== DATA EXTRACTS ==
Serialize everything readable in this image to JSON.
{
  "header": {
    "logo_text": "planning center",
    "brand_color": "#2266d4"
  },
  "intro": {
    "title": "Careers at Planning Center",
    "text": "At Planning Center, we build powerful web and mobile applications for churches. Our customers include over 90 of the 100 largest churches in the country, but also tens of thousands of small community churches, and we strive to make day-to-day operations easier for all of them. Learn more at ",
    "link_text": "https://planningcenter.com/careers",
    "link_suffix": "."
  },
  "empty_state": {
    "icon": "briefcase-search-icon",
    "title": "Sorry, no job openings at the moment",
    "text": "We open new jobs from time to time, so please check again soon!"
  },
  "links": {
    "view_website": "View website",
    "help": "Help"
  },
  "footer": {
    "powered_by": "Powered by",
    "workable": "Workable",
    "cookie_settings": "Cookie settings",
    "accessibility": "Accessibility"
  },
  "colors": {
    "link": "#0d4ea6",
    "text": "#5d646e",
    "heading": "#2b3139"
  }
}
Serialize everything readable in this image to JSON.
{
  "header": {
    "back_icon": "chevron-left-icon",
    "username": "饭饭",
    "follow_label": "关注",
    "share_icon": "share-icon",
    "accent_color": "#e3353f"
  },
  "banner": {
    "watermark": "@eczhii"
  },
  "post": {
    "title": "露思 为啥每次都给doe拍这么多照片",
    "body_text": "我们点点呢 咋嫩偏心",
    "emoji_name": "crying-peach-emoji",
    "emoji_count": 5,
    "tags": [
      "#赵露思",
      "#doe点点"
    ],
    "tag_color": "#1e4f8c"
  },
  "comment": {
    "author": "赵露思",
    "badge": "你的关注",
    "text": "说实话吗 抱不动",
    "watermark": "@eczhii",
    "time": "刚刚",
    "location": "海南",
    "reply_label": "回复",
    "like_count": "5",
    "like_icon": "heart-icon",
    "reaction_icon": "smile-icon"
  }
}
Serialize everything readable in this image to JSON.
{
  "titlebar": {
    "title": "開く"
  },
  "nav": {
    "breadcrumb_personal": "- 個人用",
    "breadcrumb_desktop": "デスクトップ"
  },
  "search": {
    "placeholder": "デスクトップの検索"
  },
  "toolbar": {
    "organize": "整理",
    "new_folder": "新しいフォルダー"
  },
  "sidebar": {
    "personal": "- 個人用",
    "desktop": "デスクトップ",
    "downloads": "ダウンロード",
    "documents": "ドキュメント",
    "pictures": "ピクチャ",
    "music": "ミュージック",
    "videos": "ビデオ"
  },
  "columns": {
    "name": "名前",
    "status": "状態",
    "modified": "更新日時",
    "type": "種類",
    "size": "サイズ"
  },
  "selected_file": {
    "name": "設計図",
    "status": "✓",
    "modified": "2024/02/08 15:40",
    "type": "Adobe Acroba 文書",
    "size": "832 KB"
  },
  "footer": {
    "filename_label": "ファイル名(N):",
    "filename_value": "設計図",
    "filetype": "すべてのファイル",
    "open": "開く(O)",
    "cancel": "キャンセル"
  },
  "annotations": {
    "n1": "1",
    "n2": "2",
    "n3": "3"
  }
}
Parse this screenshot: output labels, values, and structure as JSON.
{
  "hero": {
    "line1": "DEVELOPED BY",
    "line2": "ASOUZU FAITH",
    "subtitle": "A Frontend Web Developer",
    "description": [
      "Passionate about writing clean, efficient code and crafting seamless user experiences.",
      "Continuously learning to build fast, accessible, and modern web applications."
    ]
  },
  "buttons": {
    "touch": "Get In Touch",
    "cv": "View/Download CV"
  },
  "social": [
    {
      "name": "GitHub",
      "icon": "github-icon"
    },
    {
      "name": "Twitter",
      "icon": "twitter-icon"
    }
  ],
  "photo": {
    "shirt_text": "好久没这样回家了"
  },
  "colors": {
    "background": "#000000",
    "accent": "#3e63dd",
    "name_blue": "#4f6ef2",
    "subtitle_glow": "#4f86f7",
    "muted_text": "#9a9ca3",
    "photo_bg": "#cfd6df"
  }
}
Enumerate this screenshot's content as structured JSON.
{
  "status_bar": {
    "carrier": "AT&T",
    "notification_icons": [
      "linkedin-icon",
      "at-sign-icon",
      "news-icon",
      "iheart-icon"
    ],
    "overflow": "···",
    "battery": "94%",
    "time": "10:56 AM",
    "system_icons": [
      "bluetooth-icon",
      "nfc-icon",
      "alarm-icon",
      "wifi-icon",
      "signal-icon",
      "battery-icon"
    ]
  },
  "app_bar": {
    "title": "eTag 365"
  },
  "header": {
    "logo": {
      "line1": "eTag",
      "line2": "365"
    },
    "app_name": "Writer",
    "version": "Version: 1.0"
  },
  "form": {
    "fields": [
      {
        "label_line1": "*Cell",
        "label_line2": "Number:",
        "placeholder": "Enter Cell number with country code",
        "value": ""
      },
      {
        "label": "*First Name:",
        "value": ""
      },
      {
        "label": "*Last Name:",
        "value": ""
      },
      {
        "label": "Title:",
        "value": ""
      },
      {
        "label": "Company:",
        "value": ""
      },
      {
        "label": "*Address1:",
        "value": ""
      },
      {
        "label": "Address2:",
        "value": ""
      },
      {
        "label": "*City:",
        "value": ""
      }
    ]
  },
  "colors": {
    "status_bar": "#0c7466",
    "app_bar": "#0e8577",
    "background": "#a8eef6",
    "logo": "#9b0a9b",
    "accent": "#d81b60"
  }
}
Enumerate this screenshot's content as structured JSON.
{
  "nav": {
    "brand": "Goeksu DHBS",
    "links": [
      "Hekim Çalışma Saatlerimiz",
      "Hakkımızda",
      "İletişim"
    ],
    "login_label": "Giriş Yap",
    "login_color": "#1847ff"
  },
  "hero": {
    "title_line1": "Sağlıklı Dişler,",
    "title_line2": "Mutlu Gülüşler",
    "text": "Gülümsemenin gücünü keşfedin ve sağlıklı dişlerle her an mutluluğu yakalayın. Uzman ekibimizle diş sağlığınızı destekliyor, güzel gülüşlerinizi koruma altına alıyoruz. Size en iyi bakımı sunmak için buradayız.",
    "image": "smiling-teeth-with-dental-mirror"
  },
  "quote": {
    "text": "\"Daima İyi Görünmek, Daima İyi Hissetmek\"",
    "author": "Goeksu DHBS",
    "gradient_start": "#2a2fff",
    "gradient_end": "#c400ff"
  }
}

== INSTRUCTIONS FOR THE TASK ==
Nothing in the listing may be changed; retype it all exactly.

== SOLUTION BELOW ==
Serialize everything readable in this image to JSON.
{
  "header": {
    "logo_text": "planning center",
    "brand_color": "#2266d4"
  },
  "intro": {
    "title": "Careers at Planning Center",
    "text": "At Planning Center, we build powerful web and mobile applications for churches. Our customers include over 90 of the 100 largest churches in the country, but also tens of thousands of small community churches, and we strive to make day-to-day operations easier for all of them. Learn more at ",
    "link_text": "https://planningcenter.com/careers",
    "link_suffix": "."
  },
  "empty_state": {
    "icon": "briefcase-search-icon",
    "title": "Sorry, no job openings at the moment",
    "text": "We open new jobs from time to time, so please check again soon!"
  },
  "links": {
    "view_website": "View website",
    "help": "Help"
  },
  "footer": {
    "powered_by": "Powered by",
    "workable": "Workable",
    "cookie_settings": "Cookie settings",
    "accessibility": "Accessibility"
  },
  "colors": {
    "link": "#0d4ea6",
    "text": "#5d646e",
    "heading": "#2b3139"
  }
}
Serialize everything readable in this image to JSON.
{
  "header": {
    "back_icon": "chevron-left-icon",
    "username": "饭饭",
    "follow_label": "关注",
    "share_icon": "share-icon",
    "accent_color": "#e3353f"
  },
  "banner": {
    "watermark": "@eczhii"
  },
  "post": {
    "title": "露思 为啥每次都给doe拍这么多照片",
    "body_text": "我们点点呢 咋嫩偏心",
    "emoji_name": "crying-peach-emoji",
    "emoji_count": 5,
    "tags": [
      "#赵露思",
      "#doe点点"
    ],
    "tag_color": "#1e4f8c"
  },
  "comment": {
    "author": "赵露思",
    "badge": "你的关注",
    "text": "说实话吗 抱不动",
    "watermark": "@eczhii",
    "time": "刚刚",
    "location": "海南",
    "reply_label": "回复",
    "like_count": "5",
    "like_icon": "heart-icon",
    "reaction_icon": "smile-icon"
  }
}
Serialize everything readable in this image to JSON.
{
  "titlebar": {
    "title": "開く"
  },
  "nav": {
    "breadcrumb_personal": "- 個人用",
    "breadcrumb_desktop": "デスクトップ"
  },
  "search": {
    "placeholder": "デスクトップの検索"
  },
  "toolbar": {
    "organize": "整理",
    "new_folder": "新しいフォルダー"
  },
  "sidebar": {
    "personal": "- 個人用",
    "desktop": "デスクトップ",
    "downloads": "ダウンロード",
    "documents": "ドキュメント",
    "pictures": "ピクチャ",
    "music": "ミュージック",
    "videos": "ビデオ"
  },
  "columns": {
    "name": "名前",
    "status": "状態",
    "modified": "更新日時",
    "type": "種類",
    "size": "サイズ"
  },
  "selected_file": {
    "name": "設計図",
    "status": "✓",
    "modified": "2024/02/08 15:40",
    "type": "Adobe Acroba 文書",
    "size": "832 KB"
  },
  "footer": {
    "filename_label": "ファイル名(N):",
    "filename_value": "設計図",
    "filetype": "すべてのファイル",
    "open": "開く(O)",
    "cancel": "キャンセル"
  },
  "annotations": {
    "n1": "1",
    "n2": "2",
    "n3": "3"
  }
}
Parse this screenshot: output labels, values, and structure as JSON.
{
  "hero": {
    "line1": "DEVELOPED BY",
    "line2": "ASOUZU FAITH",
    "subtitle": "A Frontend Web Developer",
    "description": [
      "Passionate about writing clean, efficient code and crafting seamless user experiences.",
      "Continuously learning to build fast, accessible, and modern web applications."
    ]
  },
  "buttons": {
    "touch": "Get In Touch",
    "cv": "View/Download CV"
  },
  "social": [
    {
      "name": "GitHub",
      "icon": "github-icon"
    },
    {
      "name": "Twitter",
      "icon": "twitter-icon"
    }
  ],
  "photo": {
    "shirt_text": "好久没这样回家了"
  },
  "colors": {
    "background": "#000000",
    "accent": "#3e63dd",
    "name_blue": "#4f6ef2",
    "subtitle_glow": "#4f86f7",
    "muted_text": "#9a9ca3",
    "photo_bg": "#cfd6df"
  }
}
Enumerate this screenshot's content as structured JSON.
{
  "status_bar": {
    "carrier": "AT&T",
    "notification_icons": [
      "linkedin-icon",
      "at-sign-icon",
      "news-icon",
      "iheart-icon"
    ],
    "overflow": "···",
    "battery": "94%",
    "time": "10:56 AM",
    "system_icons": [
      "bluetooth-icon",
      "nfc-icon",
      "alarm-icon",
      "wifi-icon",
      "signal-icon",
      "battery-icon"
    ]
  },
  "app_bar": {
    "title": "eTag 365"
  },
  "header": {
    "logo": {
      "line1": "eTag",
      "line2": "365"
    },
    "app_name": "Writer",
    "version": "Version: 1.0"
  },
  "form": {
    "fields": [
      {
        "label_line1": "*Cell",
        "label_line2": "Number:",
        "placeholder": "Enter Cell number with country code",
        "value": ""
      },
      {
        "label": "*First Name:",
        "value": ""
      },
      {
        "label": "*Last Name:",
        "value": ""
      },
      {
        "label": "Title:",
        "value": ""
      },
      {
        "label": "Company:",
        "value": ""
      },
      {
        "label": "*Address1:",
        "value": ""
      },
      {
        "label": "Address2:",
        "value": ""
      },
      {
        "label": "*City:",
        "value": ""
      }
    ]
  },
  "colors": {
    "status_bar": "#0c7466",
    "app_bar": "#0e8577",
    "background": "#a8eef6",
    "logo": "#9b0a9b",
    "accent": "#d81b60"
  }
}
Enumerate this screenshot's content as structured JSON.
{
  "nav": {
    "brand": "Goeksu DHBS",
    "links": [
      "Hekim Çalışma Saatlerimiz",
      "Hakkımızda",
      "İletişim"
    ],
    "login_label": "Giriş Yap",
    "login_color": "#1847ff"
  },
  "hero": {
    "title_line1": "Sağlıklı Dişler,",
    "title_line2": "Mutlu Gülüşler",
    "text": "Gülümsemenin gücünü keşfedin ve sağlıklı dişlerle her an mutluluğu yakalayın. Uzman ekibimizle diş sağlığınızı destekliyor, güzel gülüşlerinizi koruma altına alıyoruz. Size en iyi bakımı sunmak için buradayız.",
    "image": "smiling-teeth-with-dental-mirror"
  },
  "quote": {
    "text": "\"Daima İyi Görünmek, Daima İyi Hissetmek\"",
    "author": "Goeksu DHBS",
    "gradient_start": "#2a2fff",
    "gradient_end": "#c400ff"
  }
}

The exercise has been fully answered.